Task prompt:
Where in the records does the word "title" appear? Copy each line that holds it.

Dataset items
***
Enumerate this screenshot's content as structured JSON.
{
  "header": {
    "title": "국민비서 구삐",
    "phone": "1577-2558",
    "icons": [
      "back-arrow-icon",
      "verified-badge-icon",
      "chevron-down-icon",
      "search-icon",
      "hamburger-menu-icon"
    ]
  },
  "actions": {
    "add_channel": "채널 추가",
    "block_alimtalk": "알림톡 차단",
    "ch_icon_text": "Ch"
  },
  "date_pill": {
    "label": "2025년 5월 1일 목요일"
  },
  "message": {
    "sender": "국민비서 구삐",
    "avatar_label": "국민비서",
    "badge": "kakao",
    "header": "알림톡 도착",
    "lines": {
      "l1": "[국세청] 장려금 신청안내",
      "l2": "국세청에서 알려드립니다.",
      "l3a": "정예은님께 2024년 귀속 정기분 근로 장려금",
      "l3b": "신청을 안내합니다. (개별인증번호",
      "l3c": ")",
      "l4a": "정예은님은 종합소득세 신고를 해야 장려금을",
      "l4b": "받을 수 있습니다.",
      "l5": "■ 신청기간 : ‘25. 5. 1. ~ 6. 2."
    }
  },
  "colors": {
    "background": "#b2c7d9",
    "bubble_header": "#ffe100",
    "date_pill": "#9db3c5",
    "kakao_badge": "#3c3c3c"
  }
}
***
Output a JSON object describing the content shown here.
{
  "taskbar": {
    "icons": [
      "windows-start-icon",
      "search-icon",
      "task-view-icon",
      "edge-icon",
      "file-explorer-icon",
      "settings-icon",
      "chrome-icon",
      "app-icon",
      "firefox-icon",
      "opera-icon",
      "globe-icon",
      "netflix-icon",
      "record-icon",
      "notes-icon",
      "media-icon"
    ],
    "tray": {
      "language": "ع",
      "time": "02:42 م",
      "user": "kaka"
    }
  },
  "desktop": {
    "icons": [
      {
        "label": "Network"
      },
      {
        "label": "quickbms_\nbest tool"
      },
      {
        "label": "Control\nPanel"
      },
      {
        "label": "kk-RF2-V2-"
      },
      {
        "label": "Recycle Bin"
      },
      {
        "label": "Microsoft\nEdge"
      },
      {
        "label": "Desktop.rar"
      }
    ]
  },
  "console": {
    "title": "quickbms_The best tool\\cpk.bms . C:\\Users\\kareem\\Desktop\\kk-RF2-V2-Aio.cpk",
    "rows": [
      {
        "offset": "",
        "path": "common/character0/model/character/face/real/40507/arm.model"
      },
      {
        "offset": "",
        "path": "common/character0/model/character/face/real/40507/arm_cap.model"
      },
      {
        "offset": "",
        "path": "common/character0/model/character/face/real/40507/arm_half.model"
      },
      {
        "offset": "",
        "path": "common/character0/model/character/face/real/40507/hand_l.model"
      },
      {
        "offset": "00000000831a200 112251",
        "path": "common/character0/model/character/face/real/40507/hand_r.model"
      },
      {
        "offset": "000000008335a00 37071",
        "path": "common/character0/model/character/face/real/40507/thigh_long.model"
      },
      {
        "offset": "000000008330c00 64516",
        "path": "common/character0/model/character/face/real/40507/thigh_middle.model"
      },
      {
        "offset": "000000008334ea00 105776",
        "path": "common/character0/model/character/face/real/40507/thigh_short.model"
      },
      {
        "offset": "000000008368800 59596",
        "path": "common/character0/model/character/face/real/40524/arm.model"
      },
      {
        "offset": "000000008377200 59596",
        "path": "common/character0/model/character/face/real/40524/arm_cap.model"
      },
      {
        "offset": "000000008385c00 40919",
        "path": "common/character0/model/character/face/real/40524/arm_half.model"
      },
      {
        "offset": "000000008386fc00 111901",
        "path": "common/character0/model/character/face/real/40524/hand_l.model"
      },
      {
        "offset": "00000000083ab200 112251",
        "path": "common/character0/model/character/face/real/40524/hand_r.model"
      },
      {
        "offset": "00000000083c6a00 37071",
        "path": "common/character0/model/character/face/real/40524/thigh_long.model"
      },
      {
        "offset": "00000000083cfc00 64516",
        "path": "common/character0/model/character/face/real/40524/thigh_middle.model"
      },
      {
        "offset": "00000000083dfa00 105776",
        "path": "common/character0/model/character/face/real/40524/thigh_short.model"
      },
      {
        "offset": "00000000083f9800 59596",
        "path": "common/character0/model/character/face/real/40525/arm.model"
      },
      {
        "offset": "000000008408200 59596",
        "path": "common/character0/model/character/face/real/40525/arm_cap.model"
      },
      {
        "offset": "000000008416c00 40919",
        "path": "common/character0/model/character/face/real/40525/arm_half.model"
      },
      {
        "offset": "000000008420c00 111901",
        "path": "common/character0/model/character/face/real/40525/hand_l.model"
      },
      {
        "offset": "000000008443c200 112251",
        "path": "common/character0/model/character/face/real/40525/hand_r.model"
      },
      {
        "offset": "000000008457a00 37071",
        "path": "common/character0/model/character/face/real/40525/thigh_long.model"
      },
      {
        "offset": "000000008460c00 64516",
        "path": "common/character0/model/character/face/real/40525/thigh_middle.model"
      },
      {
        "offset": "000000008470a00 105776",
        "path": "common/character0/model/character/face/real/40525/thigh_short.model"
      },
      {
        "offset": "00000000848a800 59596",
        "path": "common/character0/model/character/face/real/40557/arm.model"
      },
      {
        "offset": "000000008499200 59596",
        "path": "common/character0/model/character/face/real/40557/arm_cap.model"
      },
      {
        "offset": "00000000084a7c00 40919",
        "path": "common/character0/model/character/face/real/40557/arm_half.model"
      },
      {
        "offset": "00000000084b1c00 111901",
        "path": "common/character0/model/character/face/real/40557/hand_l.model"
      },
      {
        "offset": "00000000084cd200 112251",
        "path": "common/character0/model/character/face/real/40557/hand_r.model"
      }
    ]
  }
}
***
Response box:
    "title": "국민비서 구삐",
    "title": "quickbms_The best tool\\cpk.bms . C:\\Users\\kareem\\Desktop\\kk-RF2-V2-Aio.cpk",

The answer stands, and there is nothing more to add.